Source material.

=== Begin Enclosure ===

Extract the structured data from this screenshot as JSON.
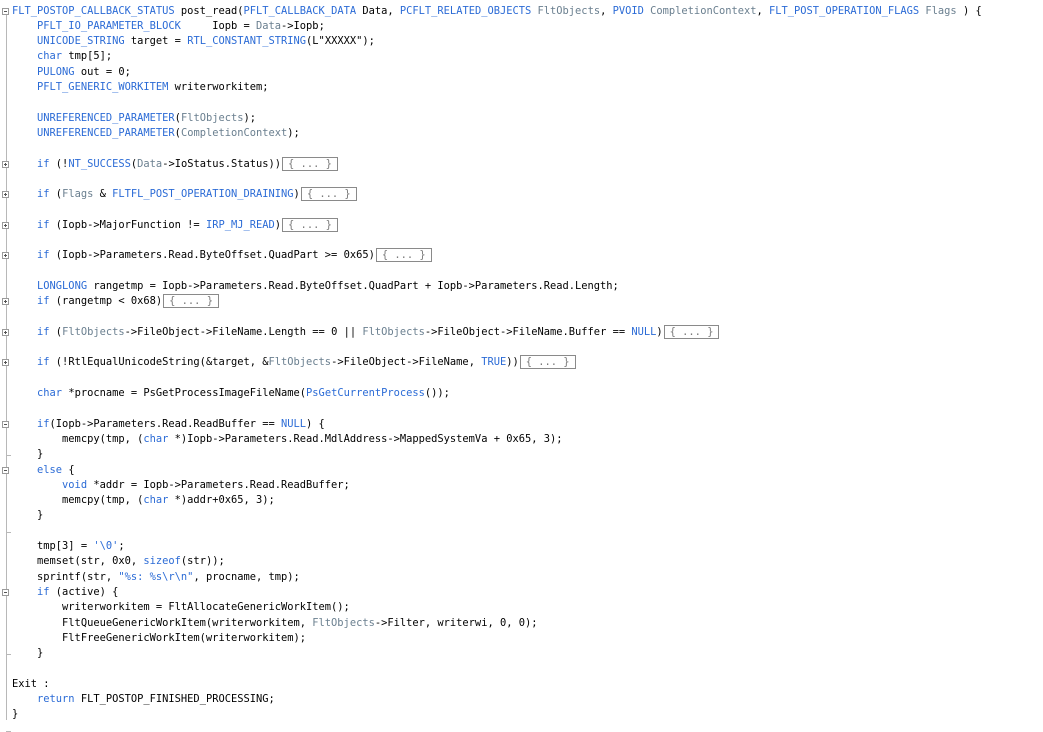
{
  "fold_marker": "{ ... }",
  "lines": [
    [
      [
        "k",
        "FLT_POSTOP_CALLBACK_STATUS"
      ],
      [
        "v",
        " post_read("
      ],
      [
        "k",
        "PFLT_CALLBACK_DATA"
      ],
      [
        "v",
        " Data, "
      ],
      [
        "k",
        "PCFLT_RELATED_OBJECTS"
      ],
      [
        "m",
        " FltObjects"
      ],
      [
        "v",
        ", "
      ],
      [
        "k",
        "PVOID"
      ],
      [
        "m",
        " CompletionContext"
      ],
      [
        "v",
        ", "
      ],
      [
        "k",
        "FLT_POST_OPERATION_FLAGS"
      ],
      [
        "m",
        " Flags"
      ],
      [
        "v",
        " ) {"
      ]
    ],
    [
      [
        "v",
        "    "
      ],
      [
        "k",
        "PFLT_IO_PARAMETER_BLOCK"
      ],
      [
        "v",
        "     Iopb = "
      ],
      [
        "m",
        "Data"
      ],
      [
        "v",
        "->Iopb;"
      ]
    ],
    [
      [
        "v",
        "    "
      ],
      [
        "k",
        "UNICODE_STRING"
      ],
      [
        "v",
        " target = "
      ],
      [
        "k",
        "RTL_CONSTANT_STRING"
      ],
      [
        "v",
        "(L\"XXXXX\");"
      ]
    ],
    [
      [
        "v",
        "    "
      ],
      [
        "k",
        "char"
      ],
      [
        "v",
        " tmp[5];"
      ]
    ],
    [
      [
        "v",
        "    "
      ],
      [
        "k",
        "PULONG"
      ],
      [
        "v",
        " out = 0;"
      ]
    ],
    [
      [
        "v",
        "    "
      ],
      [
        "k",
        "PFLT_GENERIC_WORKITEM"
      ],
      [
        "v",
        " writerworkitem;"
      ]
    ],
    [],
    [
      [
        "v",
        "    "
      ],
      [
        "k",
        "UNREFERENCED_PARAMETER"
      ],
      [
        "v",
        "("
      ],
      [
        "m",
        "FltObjects"
      ],
      [
        "v",
        ");"
      ]
    ],
    [
      [
        "v",
        "    "
      ],
      [
        "k",
        "UNREFERENCED_PARAMETER"
      ],
      [
        "v",
        "("
      ],
      [
        "m",
        "CompletionContext"
      ],
      [
        "v",
        ");"
      ]
    ],
    [],
    [
      [
        "v",
        "    "
      ],
      [
        "k",
        "if"
      ],
      [
        "v",
        " (!"
      ],
      [
        "k",
        "NT_SUCCESS"
      ],
      [
        "v",
        "("
      ],
      [
        "m",
        "Data"
      ],
      [
        "v",
        "->IoStatus.Status))"
      ],
      [
        "f",
        ""
      ]
    ],
    [],
    [
      [
        "v",
        "    "
      ],
      [
        "k",
        "if"
      ],
      [
        "v",
        " ("
      ],
      [
        "m",
        "Flags"
      ],
      [
        "v",
        " & "
      ],
      [
        "k",
        "FLTFL_POST_OPERATION_DRAINING"
      ],
      [
        "v",
        ")"
      ],
      [
        "f",
        ""
      ]
    ],
    [],
    [
      [
        "v",
        "    "
      ],
      [
        "k",
        "if"
      ],
      [
        "v",
        " (Iopb->MajorFunction != "
      ],
      [
        "k",
        "IRP_MJ_READ"
      ],
      [
        "v",
        ")"
      ],
      [
        "f",
        ""
      ]
    ],
    [],
    [
      [
        "v",
        "    "
      ],
      [
        "k",
        "if"
      ],
      [
        "v",
        " (Iopb->Parameters.Read.ByteOffset.QuadPart >= 0x65)"
      ],
      [
        "f",
        ""
      ]
    ],
    [],
    [
      [
        "v",
        "    "
      ],
      [
        "k",
        "LONGLONG"
      ],
      [
        "v",
        " rangetmp = Iopb->Parameters.Read.ByteOffset.QuadPart + Iopb->Parameters.Read.Length;"
      ]
    ],
    [
      [
        "v",
        "    "
      ],
      [
        "k",
        "if"
      ],
      [
        "v",
        " (rangetmp < 0x68)"
      ],
      [
        "f",
        ""
      ]
    ],
    [],
    [
      [
        "v",
        "    "
      ],
      [
        "k",
        "if"
      ],
      [
        "v",
        " ("
      ],
      [
        "m",
        "FltObjects"
      ],
      [
        "v",
        "->FileObject->FileName.Length == 0 || "
      ],
      [
        "m",
        "FltObjects"
      ],
      [
        "v",
        "->FileObject->FileName.Buffer == "
      ],
      [
        "k",
        "NULL"
      ],
      [
        "v",
        ")"
      ],
      [
        "f",
        ""
      ]
    ],
    [],
    [
      [
        "v",
        "    "
      ],
      [
        "k",
        "if"
      ],
      [
        "v",
        " (!RtlEqualUnicodeString(&target, &"
      ],
      [
        "m",
        "FltObjects"
      ],
      [
        "v",
        "->FileObject->FileName, "
      ],
      [
        "k",
        "TRUE"
      ],
      [
        "v",
        "))"
      ],
      [
        "f",
        ""
      ]
    ],
    [],
    [
      [
        "v",
        "    "
      ],
      [
        "k",
        "char"
      ],
      [
        "v",
        " *procname = PsGetProcessImageFileName("
      ],
      [
        "k",
        "PsGetCurrentProcess"
      ],
      [
        "v",
        "());"
      ]
    ],
    [],
    [
      [
        "v",
        "    "
      ],
      [
        "k",
        "if"
      ],
      [
        "v",
        "(Iopb->Parameters.Read.ReadBuffer == "
      ],
      [
        "k",
        "NULL"
      ],
      [
        "v",
        ") {"
      ]
    ],
    [
      [
        "v",
        "        memcpy(tmp, ("
      ],
      [
        "k",
        "char"
      ],
      [
        "v",
        " *)Iopb->Parameters.Read.MdlAddress->MappedSystemVa + 0x65, 3);"
      ]
    ],
    [
      [
        "v",
        "    }"
      ]
    ],
    [
      [
        "v",
        "    "
      ],
      [
        "k",
        "else"
      ],
      [
        "v",
        " {"
      ]
    ],
    [
      [
        "v",
        "        "
      ],
      [
        "k",
        "void"
      ],
      [
        "v",
        " *addr = Iopb->Parameters.Read.ReadBuffer;"
      ]
    ],
    [
      [
        "v",
        "        memcpy(tmp, ("
      ],
      [
        "k",
        "char"
      ],
      [
        "v",
        " *)addr+0x65, 3);"
      ]
    ],
    [
      [
        "v",
        "    }"
      ]
    ],
    [],
    [
      [
        "v",
        "    tmp[3] = "
      ],
      [
        "k",
        "'\\0'"
      ],
      [
        "v",
        ";"
      ]
    ],
    [
      [
        "v",
        "    memset(str, 0x0, "
      ],
      [
        "k",
        "sizeof"
      ],
      [
        "v",
        "(str));"
      ]
    ],
    [
      [
        "v",
        "    sprintf(str, "
      ],
      [
        "k",
        "\"%s: %s\\r\\n\""
      ],
      [
        "v",
        ", procname, tmp);"
      ]
    ],
    [
      [
        "v",
        "    "
      ],
      [
        "k",
        "if"
      ],
      [
        "v",
        " (active) {"
      ]
    ],
    [
      [
        "v",
        "        writerworkitem = FltAllocateGenericWorkItem();"
      ]
    ],
    [
      [
        "v",
        "        FltQueueGenericWorkItem(writerworkitem, "
      ],
      [
        "m",
        "FltObjects"
      ],
      [
        "v",
        "->Filter, writerwi, 0, 0);"
      ]
    ],
    [
      [
        "v",
        "        FltFreeGenericWorkItem(writerworkitem);"
      ]
    ],
    [
      [
        "v",
        "    }"
      ]
    ],
    [],
    [
      [
        "v",
        "Exit :"
      ]
    ],
    [
      [
        "v",
        "    "
      ],
      [
        "k",
        "return"
      ],
      [
        "v",
        " FLT_POSTOP_FINISHED_PROCESSING;"
      ]
    ],
    [
      [
        "v",
        "}"
      ]
    ]
  ],
  "fold_boxes": [
    {
      "line": 0,
      "kind": "minus"
    },
    {
      "line": 10,
      "kind": "plus"
    },
    {
      "line": 12,
      "kind": "plus"
    },
    {
      "line": 14,
      "kind": "plus"
    },
    {
      "line": 16,
      "kind": "plus"
    },
    {
      "line": 19,
      "kind": "plus"
    },
    {
      "line": 21,
      "kind": "plus"
    },
    {
      "line": 23,
      "kind": "plus"
    },
    {
      "line": 27,
      "kind": "minus"
    },
    {
      "line": 30,
      "kind": "minus"
    },
    {
      "line": 38,
      "kind": "minus"
    }
  ],
  "fold_ends": [
    29,
    34,
    42,
    47
  ]
}
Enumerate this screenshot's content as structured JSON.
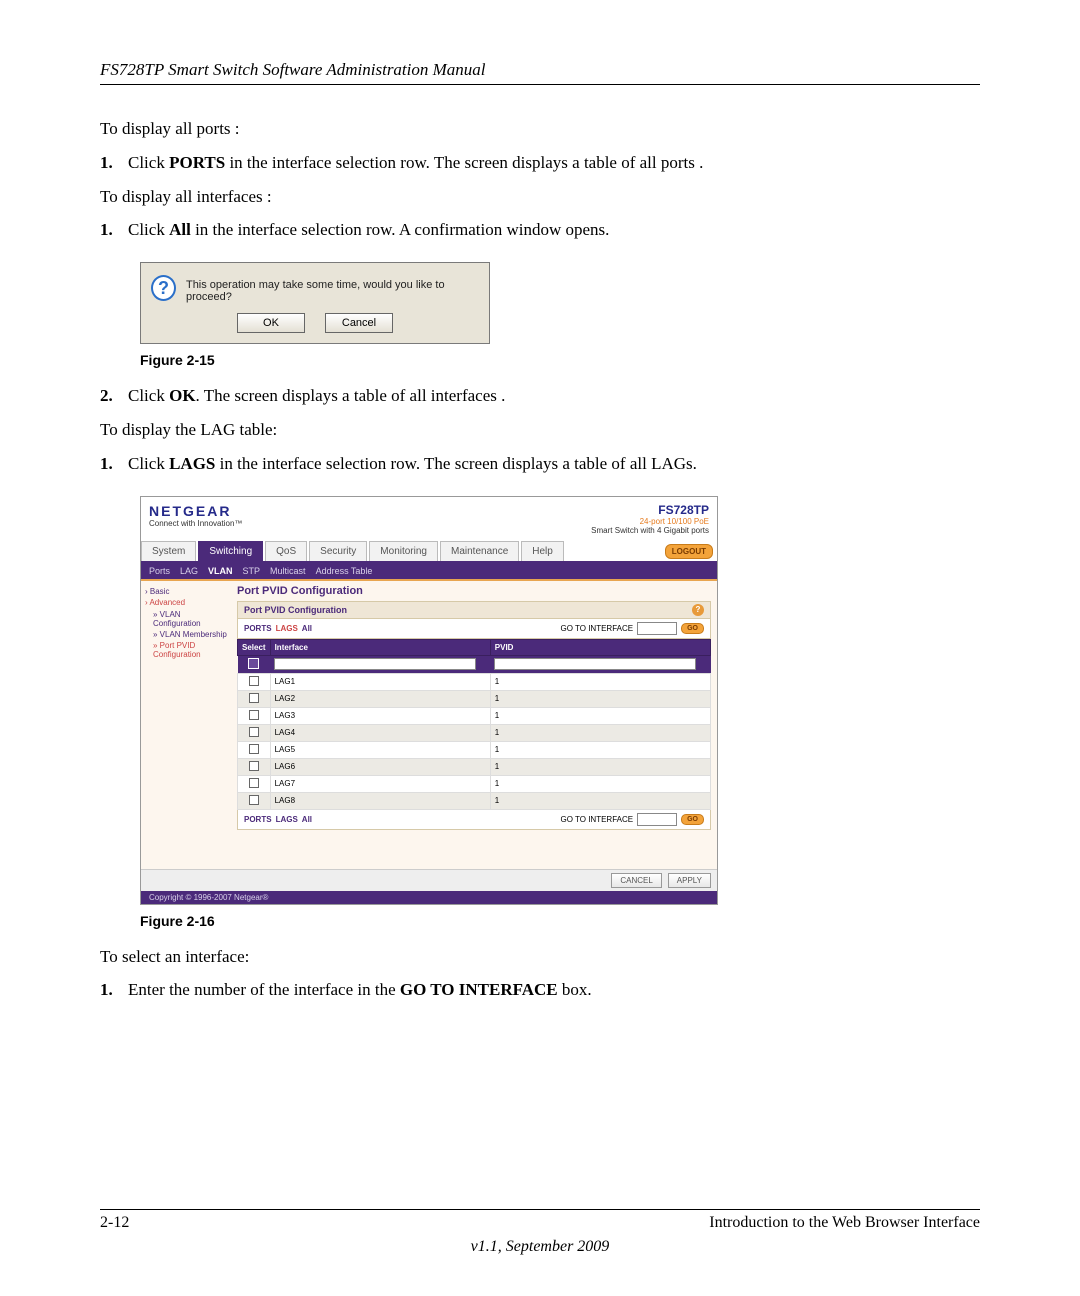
{
  "header": {
    "title": "FS728TP Smart Switch Software Administration Manual"
  },
  "body": {
    "p1": "To display all ports :",
    "step1": {
      "num": "1.",
      "pre": "Click ",
      "bold": "PORTS",
      "post": " in the interface selection row. The screen displays a table of all ports ."
    },
    "p2": "To display all interfaces :",
    "step2": {
      "num": "1.",
      "pre": "Click ",
      "bold": "All",
      "post": " in the interface selection row. A confirmation window opens."
    },
    "fig15": "Figure 2-15",
    "step3": {
      "num": "2.",
      "pre": "Click ",
      "bold": "OK",
      "post": ". The screen displays a table of all interfaces ."
    },
    "p3": "To display the LAG table:",
    "step4": {
      "num": "1.",
      "pre": "Click ",
      "bold": "LAGS",
      "post": " in the interface selection row. The screen displays a table of all LAGs."
    },
    "fig16": "Figure 2-16",
    "p4": "To select an interface:",
    "step5": {
      "num": "1.",
      "pre": "Enter the number of the interface in the ",
      "bold": "GO TO INTERFACE",
      "post": " box."
    }
  },
  "dialog": {
    "icon": "?",
    "text": "This operation may take some time, would you like to proceed?",
    "ok": "OK",
    "cancel": "Cancel"
  },
  "screenshot": {
    "brand": "NETGEAR",
    "tagline": "Connect with Innovation™",
    "model": "FS728TP",
    "model_sub1": "24-port 10/100 PoE",
    "model_sub2": "Smart Switch with 4 Gigabit ports",
    "tabs": [
      "System",
      "Switching",
      "QoS",
      "Security",
      "Monitoring",
      "Maintenance",
      "Help"
    ],
    "active_tab": "Switching",
    "logout": "LOGOUT",
    "subtabs": [
      "Ports",
      "LAG",
      "VLAN",
      "STP",
      "Multicast",
      "Address Table"
    ],
    "active_subtab": "VLAN",
    "sidebar": {
      "basic": "Basic",
      "advanced": "Advanced",
      "items": [
        "VLAN Configuration",
        "VLAN Membership",
        "Port PVID Configuration"
      ]
    },
    "main_title": "Port PVID Configuration",
    "panel_title": "Port PVID Configuration",
    "filters": {
      "ports": "PORTS",
      "lags": "LAGS",
      "all": "All",
      "goto": "GO TO INTERFACE",
      "go": "GO"
    },
    "table": {
      "cols": [
        "Select",
        "Interface",
        "PVID"
      ],
      "rows": [
        {
          "iface": "LAG1",
          "pvid": "1"
        },
        {
          "iface": "LAG2",
          "pvid": "1"
        },
        {
          "iface": "LAG3",
          "pvid": "1"
        },
        {
          "iface": "LAG4",
          "pvid": "1"
        },
        {
          "iface": "LAG5",
          "pvid": "1"
        },
        {
          "iface": "LAG6",
          "pvid": "1"
        },
        {
          "iface": "LAG7",
          "pvid": "1"
        },
        {
          "iface": "LAG8",
          "pvid": "1"
        }
      ]
    },
    "bottom": {
      "cancel": "CANCEL",
      "apply": "APPLY"
    },
    "copyright": "Copyright © 1996-2007 Netgear®"
  },
  "footer": {
    "page": "2-12",
    "chapter": "Introduction to the Web Browser Interface",
    "version": "v1.1, September 2009"
  }
}
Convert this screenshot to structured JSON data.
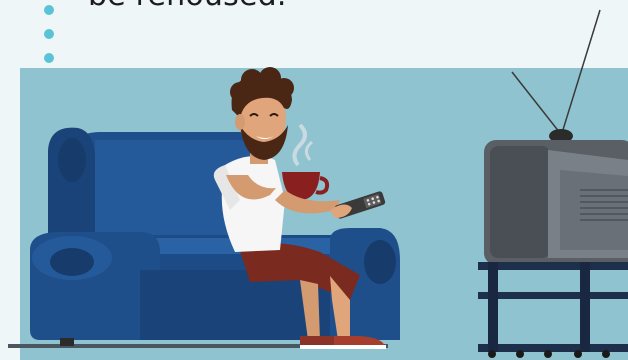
{
  "bullet": {
    "text": "be rehoused."
  },
  "colors": {
    "bullet_dot": "#5bc3d6",
    "panel_bg": "#8fc3cf",
    "sofa_blue": "#1f4f8a",
    "tv_grey": "#5a5f66"
  },
  "icons": {
    "bullets": [
      "bullet-dot",
      "bullet-dot",
      "bullet-dot"
    ],
    "illustration": "man-watching-tv-illustration"
  }
}
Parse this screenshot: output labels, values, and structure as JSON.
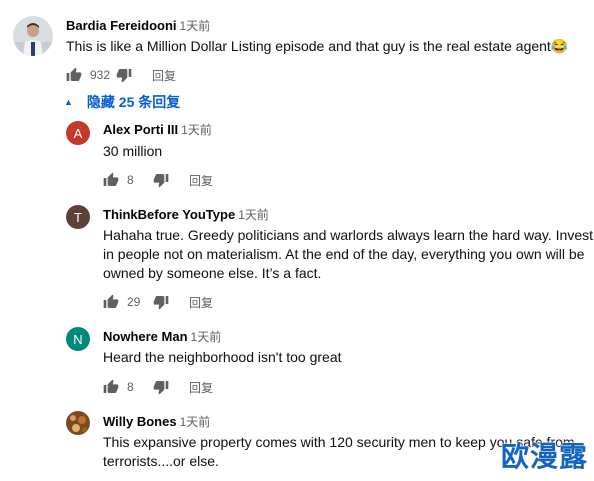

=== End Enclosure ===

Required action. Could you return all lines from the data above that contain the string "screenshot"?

Answer to this task.
Extract the structured data from this screenshot as JSON.
Enumerate this screenshot's content as structured JSON.
  "screenshot": {
Convert this screenshot to structured JSON data.
Parse this screenshot: output labels, values, and structure as JSON.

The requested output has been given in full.